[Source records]
= Beginning of Section =

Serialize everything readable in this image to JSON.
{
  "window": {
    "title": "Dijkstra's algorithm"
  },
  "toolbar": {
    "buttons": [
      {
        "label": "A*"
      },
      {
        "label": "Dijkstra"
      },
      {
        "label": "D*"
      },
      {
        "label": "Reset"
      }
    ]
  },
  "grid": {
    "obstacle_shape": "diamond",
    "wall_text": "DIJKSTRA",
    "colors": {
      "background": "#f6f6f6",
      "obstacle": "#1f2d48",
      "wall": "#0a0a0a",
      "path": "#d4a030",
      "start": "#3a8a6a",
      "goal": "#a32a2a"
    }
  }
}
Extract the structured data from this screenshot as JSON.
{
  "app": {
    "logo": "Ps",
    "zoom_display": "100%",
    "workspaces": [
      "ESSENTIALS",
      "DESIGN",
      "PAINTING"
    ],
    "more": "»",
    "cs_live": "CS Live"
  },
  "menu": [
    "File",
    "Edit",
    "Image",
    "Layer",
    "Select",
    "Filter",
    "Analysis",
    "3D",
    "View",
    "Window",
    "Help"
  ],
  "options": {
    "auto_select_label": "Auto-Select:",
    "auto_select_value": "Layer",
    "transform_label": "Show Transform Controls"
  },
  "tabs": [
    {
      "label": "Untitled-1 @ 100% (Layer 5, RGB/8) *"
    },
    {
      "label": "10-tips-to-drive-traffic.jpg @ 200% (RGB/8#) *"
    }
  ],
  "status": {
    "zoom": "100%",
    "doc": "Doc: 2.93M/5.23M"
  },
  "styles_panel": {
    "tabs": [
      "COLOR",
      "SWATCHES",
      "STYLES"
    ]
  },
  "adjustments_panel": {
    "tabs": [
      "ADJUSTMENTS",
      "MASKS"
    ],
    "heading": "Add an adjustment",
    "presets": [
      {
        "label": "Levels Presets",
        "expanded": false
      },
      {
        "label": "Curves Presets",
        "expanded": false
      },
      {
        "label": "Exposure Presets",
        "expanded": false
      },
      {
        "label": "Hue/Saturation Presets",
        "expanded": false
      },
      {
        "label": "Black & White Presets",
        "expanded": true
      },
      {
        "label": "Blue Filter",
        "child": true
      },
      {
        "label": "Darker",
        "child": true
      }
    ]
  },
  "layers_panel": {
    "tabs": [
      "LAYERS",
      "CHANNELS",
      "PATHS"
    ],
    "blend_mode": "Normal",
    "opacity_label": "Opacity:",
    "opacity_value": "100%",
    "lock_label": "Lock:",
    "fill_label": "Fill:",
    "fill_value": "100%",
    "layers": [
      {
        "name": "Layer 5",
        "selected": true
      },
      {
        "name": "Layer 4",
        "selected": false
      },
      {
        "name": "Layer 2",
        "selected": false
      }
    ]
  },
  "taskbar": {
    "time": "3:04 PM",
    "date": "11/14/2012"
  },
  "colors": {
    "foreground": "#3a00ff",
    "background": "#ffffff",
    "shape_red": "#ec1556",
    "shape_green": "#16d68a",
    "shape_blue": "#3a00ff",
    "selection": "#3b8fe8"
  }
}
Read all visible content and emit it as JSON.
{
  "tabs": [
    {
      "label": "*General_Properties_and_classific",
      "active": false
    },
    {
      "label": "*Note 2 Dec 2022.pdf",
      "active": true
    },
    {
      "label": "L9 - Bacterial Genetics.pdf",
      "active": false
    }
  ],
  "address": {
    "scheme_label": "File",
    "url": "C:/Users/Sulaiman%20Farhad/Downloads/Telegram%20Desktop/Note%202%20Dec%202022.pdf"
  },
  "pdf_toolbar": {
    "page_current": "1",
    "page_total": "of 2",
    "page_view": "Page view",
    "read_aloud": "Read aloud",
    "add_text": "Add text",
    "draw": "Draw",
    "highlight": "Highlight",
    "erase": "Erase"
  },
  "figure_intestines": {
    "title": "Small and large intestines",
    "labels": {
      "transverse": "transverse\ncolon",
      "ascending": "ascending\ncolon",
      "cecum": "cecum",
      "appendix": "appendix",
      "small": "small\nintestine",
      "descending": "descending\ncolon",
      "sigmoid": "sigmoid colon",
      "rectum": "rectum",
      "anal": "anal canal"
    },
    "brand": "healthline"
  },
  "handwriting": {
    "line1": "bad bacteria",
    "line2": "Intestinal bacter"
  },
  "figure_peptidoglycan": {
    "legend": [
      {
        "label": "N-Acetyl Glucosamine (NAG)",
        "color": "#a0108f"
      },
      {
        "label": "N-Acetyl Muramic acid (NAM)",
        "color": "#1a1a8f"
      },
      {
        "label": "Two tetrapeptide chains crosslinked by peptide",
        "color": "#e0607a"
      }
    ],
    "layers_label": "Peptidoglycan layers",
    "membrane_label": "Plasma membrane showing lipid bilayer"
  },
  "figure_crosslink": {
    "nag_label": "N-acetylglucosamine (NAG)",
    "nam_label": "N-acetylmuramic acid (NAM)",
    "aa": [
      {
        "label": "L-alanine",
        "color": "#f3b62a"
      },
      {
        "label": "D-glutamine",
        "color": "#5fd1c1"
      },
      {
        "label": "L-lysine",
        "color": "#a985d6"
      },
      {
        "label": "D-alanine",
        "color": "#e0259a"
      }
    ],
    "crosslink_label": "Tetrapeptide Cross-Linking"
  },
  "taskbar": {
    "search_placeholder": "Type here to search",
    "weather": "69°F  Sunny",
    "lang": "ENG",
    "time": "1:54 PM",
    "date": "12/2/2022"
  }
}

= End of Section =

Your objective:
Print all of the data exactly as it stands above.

Completed exercise:
Serialize everything readable in this image to JSON.
{
  "window": {
    "title": "Dijkstra's algorithm"
  },
  "toolbar": {
    "buttons": [
      {
        "label": "A*"
      },
      {
        "label": "Dijkstra"
      },
      {
        "label": "D*"
      },
      {
        "label": "Reset"
      }
    ]
  },
  "grid": {
    "obstacle_shape": "diamond",
    "wall_text": "DIJKSTRA",
    "colors": {
      "background": "#f6f6f6",
      "obstacle": "#1f2d48",
      "wall": "#0a0a0a",
      "path": "#d4a030",
      "start": "#3a8a6a",
      "goal": "#a32a2a"
    }
  }
}
Extract the structured data from this screenshot as JSON.
{
  "app": {
    "logo": "Ps",
    "zoom_display": "100%",
    "workspaces": [
      "ESSENTIALS",
      "DESIGN",
      "PAINTING"
    ],
    "more": "»",
    "cs_live": "CS Live"
  },
  "menu": [
    "File",
    "Edit",
    "Image",
    "Layer",
    "Select",
    "Filter",
    "Analysis",
    "3D",
    "View",
    "Window",
    "Help"
  ],
  "options": {
    "auto_select_label": "Auto-Select:",
    "auto_select_value": "Layer",
    "transform_label": "Show Transform Controls"
  },
  "tabs": [
    {
      "label": "Untitled-1 @ 100% (Layer 5, RGB/8) *"
    },
    {
      "label": "10-tips-to-drive-traffic.jpg @ 200% (RGB/8#) *"
    }
  ],
  "status": {
    "zoom": "100%",
    "doc": "Doc: 2.93M/5.23M"
  },
  "styles_panel": {
    "tabs": [
      "COLOR",
      "SWATCHES",
      "STYLES"
    ]
  },
  "adjustments_panel": {
    "tabs": [
      "ADJUSTMENTS",
      "MASKS"
    ],
    "heading": "Add an adjustment",
    "presets": [
      {
        "label": "Levels Presets",
        "expanded": false
      },
      {
        "label": "Curves Presets",
        "expanded": false
      },
      {
        "label": "Exposure Presets",
        "expanded": false
      },
      {
        "label": "Hue/Saturation Presets",
        "expanded": false
      },
      {
        "label": "Black & White Presets",
        "expanded": true
      },
      {
        "label": "Blue Filter",
        "child": true
      },
      {
        "label": "Darker",
        "child": true
      }
    ]
  },
  "layers_panel": {
    "tabs": [
      "LAYERS",
      "CHANNELS",
      "PATHS"
    ],
    "blend_mode": "Normal",
    "opacity_label": "Opacity:",
    "opacity_value": "100%",
    "lock_label": "Lock:",
    "fill_label": "Fill:",
    "fill_value": "100%",
    "layers": [
      {
        "name": "Layer 5",
        "selected": true
      },
      {
        "name": "Layer 4",
        "selected": false
      },
      {
        "name": "Layer 2",
        "selected": false
      }
    ]
  },
  "taskbar": {
    "time": "3:04 PM",
    "date": "11/14/2012"
  },
  "colors": {
    "foreground": "#3a00ff",
    "background": "#ffffff",
    "shape_red": "#ec1556",
    "shape_green": "#16d68a",
    "shape_blue": "#3a00ff",
    "selection": "#3b8fe8"
  }
}
Read all visible content and emit it as JSON.
{
  "tabs": [
    {
      "label": "*General_Properties_and_classific",
      "active": false
    },
    {
      "label": "*Note 2 Dec 2022.pdf",
      "active": true
    },
    {
      "label": "L9 - Bacterial Genetics.pdf",
      "active": false
    }
  ],
  "address": {
    "scheme_label": "File",
    "url": "C:/Users/Sulaiman%20Farhad/Downloads/Telegram%20Desktop/Note%202%20Dec%202022.pdf"
  },
  "pdf_toolbar": {
    "page_current": "1",
    "page_total": "of 2",
    "page_view": "Page view",
    "read_aloud": "Read aloud",
    "add_text": "Add text",
    "draw": "Draw",
    "highlight": "Highlight",
    "erase": "Erase"
  },
  "figure_intestines": {
    "title": "Small and large intestines",
    "labels": {
      "transverse": "transverse\ncolon",
      "ascending": "ascending\ncolon",
      "cecum": "cecum",
      "appendix": "appendix",
      "small": "small\nintestine",
      "descending": "descending\ncolon",
      "sigmoid": "sigmoid colon",
      "rectum": "rectum",
      "anal": "anal canal"
    },
    "brand": "healthline"
  },
  "handwriting": {
    "line1": "bad bacteria",
    "line2": "Intestinal bacter"
  },
  "figure_peptidoglycan": {
    "legend": [
      {
        "label": "N-Acetyl Glucosamine (NAG)",
        "color": "#a0108f"
      },
      {
        "label": "N-Acetyl Muramic acid (NAM)",
        "color": "#1a1a8f"
      },
      {
        "label": "Two tetrapeptide chains crosslinked by peptide",
        "color": "#e0607a"
      }
    ],
    "layers_label": "Peptidoglycan layers",
    "membrane_label": "Plasma membrane showing lipid bilayer"
  },
  "figure_crosslink": {
    "nag_label": "N-acetylglucosamine (NAG)",
    "nam_label": "N-acetylmuramic acid (NAM)",
    "aa": [
      {
        "label": "L-alanine",
        "color": "#f3b62a"
      },
      {
        "label": "D-glutamine",
        "color": "#5fd1c1"
      },
      {
        "label": "L-lysine",
        "color": "#a985d6"
      },
      {
        "label": "D-alanine",
        "color": "#e0259a"
      }
    ],
    "crosslink_label": "Tetrapeptide Cross-Linking"
  },
  "taskbar": {
    "search_placeholder": "Type here to search",
    "weather": "69°F  Sunny",
    "lang": "ENG",
    "time": "1:54 PM",
    "date": "12/2/2022"
  }
}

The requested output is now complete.